[Collected data entries]
——

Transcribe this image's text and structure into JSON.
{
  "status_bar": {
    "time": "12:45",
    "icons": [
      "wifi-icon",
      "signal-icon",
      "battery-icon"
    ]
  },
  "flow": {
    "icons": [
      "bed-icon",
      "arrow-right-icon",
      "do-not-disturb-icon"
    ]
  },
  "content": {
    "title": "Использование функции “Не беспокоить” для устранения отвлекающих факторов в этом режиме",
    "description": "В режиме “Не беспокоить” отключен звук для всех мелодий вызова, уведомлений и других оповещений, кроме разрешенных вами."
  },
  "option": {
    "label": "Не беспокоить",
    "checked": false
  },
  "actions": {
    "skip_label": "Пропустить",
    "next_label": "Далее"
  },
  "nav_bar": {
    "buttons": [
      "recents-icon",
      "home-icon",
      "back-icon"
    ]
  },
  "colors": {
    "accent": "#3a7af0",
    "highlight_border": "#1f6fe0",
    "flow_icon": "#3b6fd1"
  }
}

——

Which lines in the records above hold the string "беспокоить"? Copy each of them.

    "title": "Использование функции “Не беспокоить” для устранения отвлекающих факторов в этом режиме",
    "description": "В режиме “Не беспокоить” отключен звук для всех мелодий вызова, уведомлений и других оповещений, кроме разрешенных вами."
    "label": "Не беспокоить",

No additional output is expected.